--- Dataset content ---
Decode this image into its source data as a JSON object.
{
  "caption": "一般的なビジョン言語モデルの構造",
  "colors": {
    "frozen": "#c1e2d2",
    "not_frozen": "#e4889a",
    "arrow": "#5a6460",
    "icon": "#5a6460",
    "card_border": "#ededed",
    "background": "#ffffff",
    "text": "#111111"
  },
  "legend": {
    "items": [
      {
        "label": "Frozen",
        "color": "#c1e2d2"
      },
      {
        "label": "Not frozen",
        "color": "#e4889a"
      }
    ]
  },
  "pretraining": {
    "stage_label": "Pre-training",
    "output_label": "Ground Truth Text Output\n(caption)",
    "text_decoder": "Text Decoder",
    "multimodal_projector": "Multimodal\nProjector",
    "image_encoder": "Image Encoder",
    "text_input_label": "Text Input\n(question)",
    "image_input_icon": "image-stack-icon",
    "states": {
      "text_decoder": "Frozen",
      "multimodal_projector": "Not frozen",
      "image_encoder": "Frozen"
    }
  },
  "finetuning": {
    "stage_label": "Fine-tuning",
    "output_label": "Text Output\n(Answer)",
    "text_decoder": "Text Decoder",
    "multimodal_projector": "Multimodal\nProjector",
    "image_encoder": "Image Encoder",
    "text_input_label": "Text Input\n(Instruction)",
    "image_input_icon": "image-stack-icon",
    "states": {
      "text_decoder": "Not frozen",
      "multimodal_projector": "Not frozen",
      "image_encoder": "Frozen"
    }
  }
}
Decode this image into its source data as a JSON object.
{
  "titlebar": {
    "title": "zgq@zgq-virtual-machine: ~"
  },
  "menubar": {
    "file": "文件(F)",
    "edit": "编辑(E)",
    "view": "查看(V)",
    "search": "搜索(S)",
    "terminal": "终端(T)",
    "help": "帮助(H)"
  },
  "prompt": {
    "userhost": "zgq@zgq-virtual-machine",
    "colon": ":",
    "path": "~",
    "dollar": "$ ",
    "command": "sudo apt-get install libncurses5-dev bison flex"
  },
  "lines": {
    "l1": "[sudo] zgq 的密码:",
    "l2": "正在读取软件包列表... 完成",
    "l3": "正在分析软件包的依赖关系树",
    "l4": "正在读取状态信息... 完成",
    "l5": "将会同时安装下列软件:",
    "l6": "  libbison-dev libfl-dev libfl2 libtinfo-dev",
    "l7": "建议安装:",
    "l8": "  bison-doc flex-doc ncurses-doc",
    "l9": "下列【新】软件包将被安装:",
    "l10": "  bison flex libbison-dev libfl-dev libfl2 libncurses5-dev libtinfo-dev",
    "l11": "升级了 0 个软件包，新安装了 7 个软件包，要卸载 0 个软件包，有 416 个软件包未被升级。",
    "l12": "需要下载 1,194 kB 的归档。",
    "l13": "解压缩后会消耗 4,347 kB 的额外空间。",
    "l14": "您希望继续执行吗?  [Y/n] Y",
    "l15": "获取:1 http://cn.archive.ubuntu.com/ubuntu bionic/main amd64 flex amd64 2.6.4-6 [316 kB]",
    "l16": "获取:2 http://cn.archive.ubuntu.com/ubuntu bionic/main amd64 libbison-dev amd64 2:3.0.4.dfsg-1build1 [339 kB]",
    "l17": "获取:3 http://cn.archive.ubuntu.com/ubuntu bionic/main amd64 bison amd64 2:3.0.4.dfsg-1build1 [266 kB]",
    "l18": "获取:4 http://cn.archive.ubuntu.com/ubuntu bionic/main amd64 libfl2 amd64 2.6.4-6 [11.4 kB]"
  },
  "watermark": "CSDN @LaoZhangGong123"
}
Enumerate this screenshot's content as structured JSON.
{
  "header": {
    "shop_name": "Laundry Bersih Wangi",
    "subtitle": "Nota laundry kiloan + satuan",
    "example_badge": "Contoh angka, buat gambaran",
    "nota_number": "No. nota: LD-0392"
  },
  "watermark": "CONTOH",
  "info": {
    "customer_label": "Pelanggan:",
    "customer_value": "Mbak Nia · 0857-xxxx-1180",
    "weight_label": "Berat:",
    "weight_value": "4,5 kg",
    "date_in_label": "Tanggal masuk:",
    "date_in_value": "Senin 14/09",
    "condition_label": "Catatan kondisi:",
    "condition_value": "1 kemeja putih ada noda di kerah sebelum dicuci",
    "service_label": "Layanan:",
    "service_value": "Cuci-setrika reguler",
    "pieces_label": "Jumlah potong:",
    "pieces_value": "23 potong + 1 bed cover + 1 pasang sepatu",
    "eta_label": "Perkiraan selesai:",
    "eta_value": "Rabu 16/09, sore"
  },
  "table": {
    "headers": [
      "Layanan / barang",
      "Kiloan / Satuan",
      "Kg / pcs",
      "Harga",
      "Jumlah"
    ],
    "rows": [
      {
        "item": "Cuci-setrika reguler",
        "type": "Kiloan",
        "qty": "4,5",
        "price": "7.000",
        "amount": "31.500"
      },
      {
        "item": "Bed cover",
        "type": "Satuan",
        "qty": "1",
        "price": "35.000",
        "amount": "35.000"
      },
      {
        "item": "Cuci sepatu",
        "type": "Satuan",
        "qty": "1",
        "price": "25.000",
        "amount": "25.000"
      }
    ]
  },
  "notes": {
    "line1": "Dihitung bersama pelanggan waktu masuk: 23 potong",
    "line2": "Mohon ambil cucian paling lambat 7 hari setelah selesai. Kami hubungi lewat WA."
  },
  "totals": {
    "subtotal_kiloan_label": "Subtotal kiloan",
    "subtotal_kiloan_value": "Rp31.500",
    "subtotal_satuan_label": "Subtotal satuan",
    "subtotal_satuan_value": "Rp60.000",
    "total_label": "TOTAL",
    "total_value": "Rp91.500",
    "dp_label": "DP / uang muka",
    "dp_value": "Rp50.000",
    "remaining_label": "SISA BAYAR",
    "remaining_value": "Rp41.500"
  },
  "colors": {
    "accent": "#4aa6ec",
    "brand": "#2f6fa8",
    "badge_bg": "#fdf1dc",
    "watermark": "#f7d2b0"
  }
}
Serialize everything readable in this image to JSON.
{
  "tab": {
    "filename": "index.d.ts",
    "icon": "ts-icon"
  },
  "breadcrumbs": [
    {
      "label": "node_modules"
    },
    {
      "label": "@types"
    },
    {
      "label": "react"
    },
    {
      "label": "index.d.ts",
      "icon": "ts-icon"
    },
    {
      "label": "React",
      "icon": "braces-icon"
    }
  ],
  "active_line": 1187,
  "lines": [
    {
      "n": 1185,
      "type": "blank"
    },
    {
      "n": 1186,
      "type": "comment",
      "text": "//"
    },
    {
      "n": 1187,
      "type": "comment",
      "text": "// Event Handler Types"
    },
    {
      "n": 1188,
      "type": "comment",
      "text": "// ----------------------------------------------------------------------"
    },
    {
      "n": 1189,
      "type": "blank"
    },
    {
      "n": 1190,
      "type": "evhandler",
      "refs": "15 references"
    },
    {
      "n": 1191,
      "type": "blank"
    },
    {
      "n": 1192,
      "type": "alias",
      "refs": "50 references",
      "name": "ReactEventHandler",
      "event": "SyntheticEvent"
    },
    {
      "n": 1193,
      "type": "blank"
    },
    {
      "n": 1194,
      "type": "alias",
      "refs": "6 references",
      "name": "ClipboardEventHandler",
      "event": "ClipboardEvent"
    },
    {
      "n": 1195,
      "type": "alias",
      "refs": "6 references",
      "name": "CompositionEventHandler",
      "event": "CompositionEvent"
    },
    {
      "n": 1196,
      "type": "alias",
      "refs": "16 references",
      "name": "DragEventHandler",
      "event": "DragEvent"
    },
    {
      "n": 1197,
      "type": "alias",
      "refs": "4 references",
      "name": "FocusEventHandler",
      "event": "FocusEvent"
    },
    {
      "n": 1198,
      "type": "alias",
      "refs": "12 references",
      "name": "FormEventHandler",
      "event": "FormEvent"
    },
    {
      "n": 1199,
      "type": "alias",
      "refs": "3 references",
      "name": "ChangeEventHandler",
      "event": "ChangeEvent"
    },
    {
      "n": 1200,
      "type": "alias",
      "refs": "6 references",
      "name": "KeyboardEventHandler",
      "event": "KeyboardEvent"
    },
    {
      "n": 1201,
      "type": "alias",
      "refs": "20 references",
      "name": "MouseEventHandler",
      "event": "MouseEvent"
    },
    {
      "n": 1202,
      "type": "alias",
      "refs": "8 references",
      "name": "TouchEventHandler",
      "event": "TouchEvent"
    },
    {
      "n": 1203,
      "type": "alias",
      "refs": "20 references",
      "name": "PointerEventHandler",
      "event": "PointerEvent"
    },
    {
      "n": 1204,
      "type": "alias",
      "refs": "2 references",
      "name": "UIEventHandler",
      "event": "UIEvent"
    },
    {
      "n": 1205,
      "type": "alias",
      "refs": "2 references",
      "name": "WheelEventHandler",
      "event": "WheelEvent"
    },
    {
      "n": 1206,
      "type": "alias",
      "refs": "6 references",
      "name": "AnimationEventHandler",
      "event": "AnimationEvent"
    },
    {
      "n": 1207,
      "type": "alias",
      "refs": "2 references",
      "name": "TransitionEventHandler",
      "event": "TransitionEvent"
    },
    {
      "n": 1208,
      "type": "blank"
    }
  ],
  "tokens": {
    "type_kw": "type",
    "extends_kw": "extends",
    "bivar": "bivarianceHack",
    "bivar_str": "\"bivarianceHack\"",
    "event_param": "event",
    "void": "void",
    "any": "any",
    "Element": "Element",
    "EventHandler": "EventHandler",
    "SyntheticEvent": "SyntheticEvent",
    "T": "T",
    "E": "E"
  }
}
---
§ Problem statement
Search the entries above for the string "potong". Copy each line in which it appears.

§ Solution for this task
    "pieces_label": "Jumlah potong:",
    "pieces_value": "23 potong + 1 bed cover + 1 pasang sepatu",
    "line1": "Dihitung bersama pelanggan waktu masuk: 23 potong",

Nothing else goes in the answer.